___ DATA TO EXAMINE

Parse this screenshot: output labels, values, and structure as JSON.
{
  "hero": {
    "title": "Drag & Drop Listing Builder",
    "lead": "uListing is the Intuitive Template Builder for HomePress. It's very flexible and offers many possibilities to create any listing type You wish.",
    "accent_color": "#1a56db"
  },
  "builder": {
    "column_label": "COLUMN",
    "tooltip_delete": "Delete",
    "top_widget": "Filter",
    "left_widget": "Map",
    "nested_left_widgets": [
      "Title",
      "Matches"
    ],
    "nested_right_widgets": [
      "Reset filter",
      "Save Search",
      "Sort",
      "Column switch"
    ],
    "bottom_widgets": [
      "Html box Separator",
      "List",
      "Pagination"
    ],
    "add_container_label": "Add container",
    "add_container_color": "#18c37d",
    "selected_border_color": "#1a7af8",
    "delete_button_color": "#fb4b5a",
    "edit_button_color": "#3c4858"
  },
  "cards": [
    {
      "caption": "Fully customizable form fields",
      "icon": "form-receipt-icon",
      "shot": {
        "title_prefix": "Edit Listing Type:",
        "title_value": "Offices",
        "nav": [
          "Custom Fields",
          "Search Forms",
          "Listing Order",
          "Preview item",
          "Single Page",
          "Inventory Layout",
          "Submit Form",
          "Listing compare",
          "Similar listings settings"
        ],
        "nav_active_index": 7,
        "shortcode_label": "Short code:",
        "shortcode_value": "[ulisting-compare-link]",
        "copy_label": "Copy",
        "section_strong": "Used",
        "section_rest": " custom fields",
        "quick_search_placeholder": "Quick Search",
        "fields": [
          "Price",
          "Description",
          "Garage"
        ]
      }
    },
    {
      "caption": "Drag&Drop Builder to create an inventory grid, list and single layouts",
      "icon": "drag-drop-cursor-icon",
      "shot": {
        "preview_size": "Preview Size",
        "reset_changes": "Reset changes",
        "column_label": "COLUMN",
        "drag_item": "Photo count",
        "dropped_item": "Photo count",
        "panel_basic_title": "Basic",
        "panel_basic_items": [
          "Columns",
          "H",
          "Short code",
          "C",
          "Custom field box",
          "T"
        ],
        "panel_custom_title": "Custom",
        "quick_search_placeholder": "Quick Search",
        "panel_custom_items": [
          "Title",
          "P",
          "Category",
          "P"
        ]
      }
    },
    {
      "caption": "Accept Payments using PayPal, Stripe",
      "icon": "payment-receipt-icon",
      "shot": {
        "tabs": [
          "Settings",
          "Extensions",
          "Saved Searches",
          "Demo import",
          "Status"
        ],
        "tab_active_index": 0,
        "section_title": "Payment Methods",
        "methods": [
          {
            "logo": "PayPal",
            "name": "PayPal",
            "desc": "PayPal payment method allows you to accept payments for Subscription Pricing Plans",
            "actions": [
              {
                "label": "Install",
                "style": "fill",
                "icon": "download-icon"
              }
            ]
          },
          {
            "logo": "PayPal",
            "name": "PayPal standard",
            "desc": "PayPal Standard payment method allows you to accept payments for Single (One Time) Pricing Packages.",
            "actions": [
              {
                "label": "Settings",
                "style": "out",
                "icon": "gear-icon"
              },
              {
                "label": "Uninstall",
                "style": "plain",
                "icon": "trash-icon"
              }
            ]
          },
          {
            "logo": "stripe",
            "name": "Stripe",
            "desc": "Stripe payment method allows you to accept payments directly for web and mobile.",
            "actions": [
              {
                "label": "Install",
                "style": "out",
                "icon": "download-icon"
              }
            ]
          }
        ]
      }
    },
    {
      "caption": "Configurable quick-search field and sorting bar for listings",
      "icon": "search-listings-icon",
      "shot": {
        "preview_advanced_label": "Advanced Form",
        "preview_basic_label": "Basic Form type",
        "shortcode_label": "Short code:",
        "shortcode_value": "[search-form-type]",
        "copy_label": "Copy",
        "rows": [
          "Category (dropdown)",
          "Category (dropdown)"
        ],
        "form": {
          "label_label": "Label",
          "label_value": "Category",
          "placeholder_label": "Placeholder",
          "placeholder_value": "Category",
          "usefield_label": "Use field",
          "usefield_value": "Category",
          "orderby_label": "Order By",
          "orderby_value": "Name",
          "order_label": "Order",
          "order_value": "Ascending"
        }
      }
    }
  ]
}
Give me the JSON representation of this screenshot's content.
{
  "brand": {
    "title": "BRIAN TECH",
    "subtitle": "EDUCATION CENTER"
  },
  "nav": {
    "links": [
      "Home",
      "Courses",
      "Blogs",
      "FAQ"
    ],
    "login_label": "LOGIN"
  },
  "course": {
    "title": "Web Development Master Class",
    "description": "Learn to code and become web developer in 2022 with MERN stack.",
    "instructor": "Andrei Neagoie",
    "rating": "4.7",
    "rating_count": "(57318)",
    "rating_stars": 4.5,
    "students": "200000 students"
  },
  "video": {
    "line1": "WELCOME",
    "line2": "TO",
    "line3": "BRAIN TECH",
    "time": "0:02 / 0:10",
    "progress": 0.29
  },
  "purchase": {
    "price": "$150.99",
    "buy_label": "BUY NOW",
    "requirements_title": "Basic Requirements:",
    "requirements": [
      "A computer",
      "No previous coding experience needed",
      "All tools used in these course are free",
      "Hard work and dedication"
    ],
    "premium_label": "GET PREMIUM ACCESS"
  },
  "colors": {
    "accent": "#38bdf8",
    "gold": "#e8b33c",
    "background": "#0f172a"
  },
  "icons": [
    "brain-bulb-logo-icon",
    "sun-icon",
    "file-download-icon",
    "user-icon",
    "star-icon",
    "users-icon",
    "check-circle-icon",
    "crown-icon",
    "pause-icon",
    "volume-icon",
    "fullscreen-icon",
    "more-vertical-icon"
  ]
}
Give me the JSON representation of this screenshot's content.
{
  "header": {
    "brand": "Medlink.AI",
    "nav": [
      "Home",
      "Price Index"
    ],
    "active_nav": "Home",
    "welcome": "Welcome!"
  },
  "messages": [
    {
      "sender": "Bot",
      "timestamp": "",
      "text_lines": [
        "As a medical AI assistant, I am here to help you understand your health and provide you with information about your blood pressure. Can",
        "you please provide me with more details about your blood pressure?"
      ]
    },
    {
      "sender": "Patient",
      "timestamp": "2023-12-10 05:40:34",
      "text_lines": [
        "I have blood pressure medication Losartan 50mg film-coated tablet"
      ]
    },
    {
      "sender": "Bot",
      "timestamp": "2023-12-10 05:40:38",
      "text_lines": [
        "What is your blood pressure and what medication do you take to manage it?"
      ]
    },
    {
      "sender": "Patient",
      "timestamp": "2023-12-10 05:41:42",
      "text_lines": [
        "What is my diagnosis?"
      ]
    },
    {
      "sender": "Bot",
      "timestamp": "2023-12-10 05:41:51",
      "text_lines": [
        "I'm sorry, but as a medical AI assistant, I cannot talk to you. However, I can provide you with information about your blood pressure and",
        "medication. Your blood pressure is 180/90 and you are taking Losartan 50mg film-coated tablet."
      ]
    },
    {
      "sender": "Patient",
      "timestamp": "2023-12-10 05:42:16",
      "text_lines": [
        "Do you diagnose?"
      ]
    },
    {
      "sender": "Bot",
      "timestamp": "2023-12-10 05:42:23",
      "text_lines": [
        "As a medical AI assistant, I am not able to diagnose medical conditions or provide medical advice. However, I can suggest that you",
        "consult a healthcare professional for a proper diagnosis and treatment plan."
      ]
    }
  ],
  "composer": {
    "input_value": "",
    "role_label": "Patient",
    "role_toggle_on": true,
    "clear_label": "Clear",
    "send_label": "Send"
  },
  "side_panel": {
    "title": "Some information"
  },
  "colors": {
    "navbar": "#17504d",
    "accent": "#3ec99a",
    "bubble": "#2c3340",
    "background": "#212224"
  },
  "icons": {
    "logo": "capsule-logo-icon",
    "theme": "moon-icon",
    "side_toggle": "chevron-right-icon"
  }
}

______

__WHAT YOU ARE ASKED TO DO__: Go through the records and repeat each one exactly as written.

__RESPONSE BELOW__:
Parse this screenshot: output labels, values, and structure as JSON.
{
  "hero": {
    "title": "Drag & Drop Listing Builder",
    "lead": "uListing is the Intuitive Template Builder for HomePress. It's very flexible and offers many possibilities to create any listing type You wish.",
    "accent_color": "#1a56db"
  },
  "builder": {
    "column_label": "COLUMN",
    "tooltip_delete": "Delete",
    "top_widget": "Filter",
    "left_widget": "Map",
    "nested_left_widgets": [
      "Title",
      "Matches"
    ],
    "nested_right_widgets": [
      "Reset filter",
      "Save Search",
      "Sort",
      "Column switch"
    ],
    "bottom_widgets": [
      "Html box Separator",
      "List",
      "Pagination"
    ],
    "add_container_label": "Add container",
    "add_container_color": "#18c37d",
    "selected_border_color": "#1a7af8",
    "delete_button_color": "#fb4b5a",
    "edit_button_color": "#3c4858"
  },
  "cards": [
    {
      "caption": "Fully customizable form fields",
      "icon": "form-receipt-icon",
      "shot": {
        "title_prefix": "Edit Listing Type:",
        "title_value": "Offices",
        "nav": [
          "Custom Fields",
          "Search Forms",
          "Listing Order",
          "Preview item",
          "Single Page",
          "Inventory Layout",
          "Submit Form",
          "Listing compare",
          "Similar listings settings"
        ],
        "nav_active_index": 7,
        "shortcode_label": "Short code:",
        "shortcode_value": "[ulisting-compare-link]",
        "copy_label": "Copy",
        "section_strong": "Used",
        "section_rest": " custom fields",
        "quick_search_placeholder": "Quick Search",
        "fields": [
          "Price",
          "Description",
          "Garage"
        ]
      }
    },
    {
      "caption": "Drag&Drop Builder to create an inventory grid, list and single layouts",
      "icon": "drag-drop-cursor-icon",
      "shot": {
        "preview_size": "Preview Size",
        "reset_changes": "Reset changes",
        "column_label": "COLUMN",
        "drag_item": "Photo count",
        "dropped_item": "Photo count",
        "panel_basic_title": "Basic",
        "panel_basic_items": [
          "Columns",
          "H",
          "Short code",
          "C",
          "Custom field box",
          "T"
        ],
        "panel_custom_title": "Custom",
        "quick_search_placeholder": "Quick Search",
        "panel_custom_items": [
          "Title",
          "P",
          "Category",
          "P"
        ]
      }
    },
    {
      "caption": "Accept Payments using PayPal, Stripe",
      "icon": "payment-receipt-icon",
      "shot": {
        "tabs": [
          "Settings",
          "Extensions",
          "Saved Searches",
          "Demo import",
          "Status"
        ],
        "tab_active_index": 0,
        "section_title": "Payment Methods",
        "methods": [
          {
            "logo": "PayPal",
            "name": "PayPal",
            "desc": "PayPal payment method allows you to accept payments for Subscription Pricing Plans",
            "actions": [
              {
                "label": "Install",
                "style": "fill",
                "icon": "download-icon"
              }
            ]
          },
          {
            "logo": "PayPal",
            "name": "PayPal standard",
            "desc": "PayPal Standard payment method allows you to accept payments for Single (One Time) Pricing Packages.",
            "actions": [
              {
                "label": "Settings",
                "style": "out",
                "icon": "gear-icon"
              },
              {
                "label": "Uninstall",
                "style": "plain",
                "icon": "trash-icon"
              }
            ]
          },
          {
            "logo": "stripe",
            "name": "Stripe",
            "desc": "Stripe payment method allows you to accept payments directly for web and mobile.",
            "actions": [
              {
                "label": "Install",
                "style": "out",
                "icon": "download-icon"
              }
            ]
          }
        ]
      }
    },
    {
      "caption": "Configurable quick-search field and sorting bar for listings",
      "icon": "search-listings-icon",
      "shot": {
        "preview_advanced_label": "Advanced Form",
        "preview_basic_label": "Basic Form type",
        "shortcode_label": "Short code:",
        "shortcode_value": "[search-form-type]",
        "copy_label": "Copy",
        "rows": [
          "Category (dropdown)",
          "Category (dropdown)"
        ],
        "form": {
          "label_label": "Label",
          "label_value": "Category",
          "placeholder_label": "Placeholder",
          "placeholder_value": "Category",
          "usefield_label": "Use field",
          "usefield_value": "Category",
          "orderby_label": "Order By",
          "orderby_value": "Name",
          "order_label": "Order",
          "order_value": "Ascending"
        }
      }
    }
  ]
}
Give me the JSON representation of this screenshot's content.
{
  "brand": {
    "title": "BRIAN TECH",
    "subtitle": "EDUCATION CENTER"
  },
  "nav": {
    "links": [
      "Home",
      "Courses",
      "Blogs",
      "FAQ"
    ],
    "login_label": "LOGIN"
  },
  "course": {
    "title": "Web Development Master Class",
    "description": "Learn to code and become web developer in 2022 with MERN stack.",
    "instructor": "Andrei Neagoie",
    "rating": "4.7",
    "rating_count": "(57318)",
    "rating_stars": 4.5,
    "students": "200000 students"
  },
  "video": {
    "line1": "WELCOME",
    "line2": "TO",
    "line3": "BRAIN TECH",
    "time": "0:02 / 0:10",
    "progress": 0.29
  },
  "purchase": {
    "price": "$150.99",
    "buy_label": "BUY NOW",
    "requirements_title": "Basic Requirements:",
    "requirements": [
      "A computer",
      "No previous coding experience needed",
      "All tools used in these course are free",
      "Hard work and dedication"
    ],
    "premium_label": "GET PREMIUM ACCESS"
  },
  "colors": {
    "accent": "#38bdf8",
    "gold": "#e8b33c",
    "background": "#0f172a"
  },
  "icons": [
    "brain-bulb-logo-icon",
    "sun-icon",
    "file-download-icon",
    "user-icon",
    "star-icon",
    "users-icon",
    "check-circle-icon",
    "crown-icon",
    "pause-icon",
    "volume-icon",
    "fullscreen-icon",
    "more-vertical-icon"
  ]
}
Give me the JSON representation of this screenshot's content.
{
  "header": {
    "brand": "Medlink.AI",
    "nav": [
      "Home",
      "Price Index"
    ],
    "active_nav": "Home",
    "welcome": "Welcome!"
  },
  "messages": [
    {
      "sender": "Bot",
      "timestamp": "",
      "text_lines": [
        "As a medical AI assistant, I am here to help you understand your health and provide you with information about your blood pressure. Can",
        "you please provide me with more details about your blood pressure?"
      ]
    },
    {
      "sender": "Patient",
      "timestamp": "2023-12-10 05:40:34",
      "text_lines": [
        "I have blood pressure medication Losartan 50mg film-coated tablet"
      ]
    },
    {
      "sender": "Bot",
      "timestamp": "2023-12-10 05:40:38",
      "text_lines": [
        "What is your blood pressure and what medication do you take to manage it?"
      ]
    },
    {
      "sender": "Patient",
      "timestamp": "2023-12-10 05:41:42",
      "text_lines": [
        "What is my diagnosis?"
      ]
    },
    {
      "sender": "Bot",
      "timestamp": "2023-12-10 05:41:51",
      "text_lines": [
        "I'm sorry, but as a medical AI assistant, I cannot talk to you. However, I can provide you with information about your blood pressure and",
        "medication. Your blood pressure is 180/90 and you are taking Losartan 50mg film-coated tablet."
      ]
    },
    {
      "sender": "Patient",
      "timestamp": "2023-12-10 05:42:16",
      "text_lines": [
        "Do you diagnose?"
      ]
    },
    {
      "sender": "Bot",
      "timestamp": "2023-12-10 05:42:23",
      "text_lines": [
        "As a medical AI assistant, I am not able to diagnose medical conditions or provide medical advice. However, I can suggest that you",
        "consult a healthcare professional for a proper diagnosis and treatment plan."
      ]
    }
  ],
  "composer": {
    "input_value": "",
    "role_label": "Patient",
    "role_toggle_on": true,
    "clear_label": "Clear",
    "send_label": "Send"
  },
  "side_panel": {
    "title": "Some information"
  },
  "colors": {
    "navbar": "#17504d",
    "accent": "#3ec99a",
    "bubble": "#2c3340",
    "background": "#212224"
  },
  "icons": {
    "logo": "capsule-logo-icon",
    "theme": "moon-icon",
    "side_toggle": "chevron-right-icon"
  }
}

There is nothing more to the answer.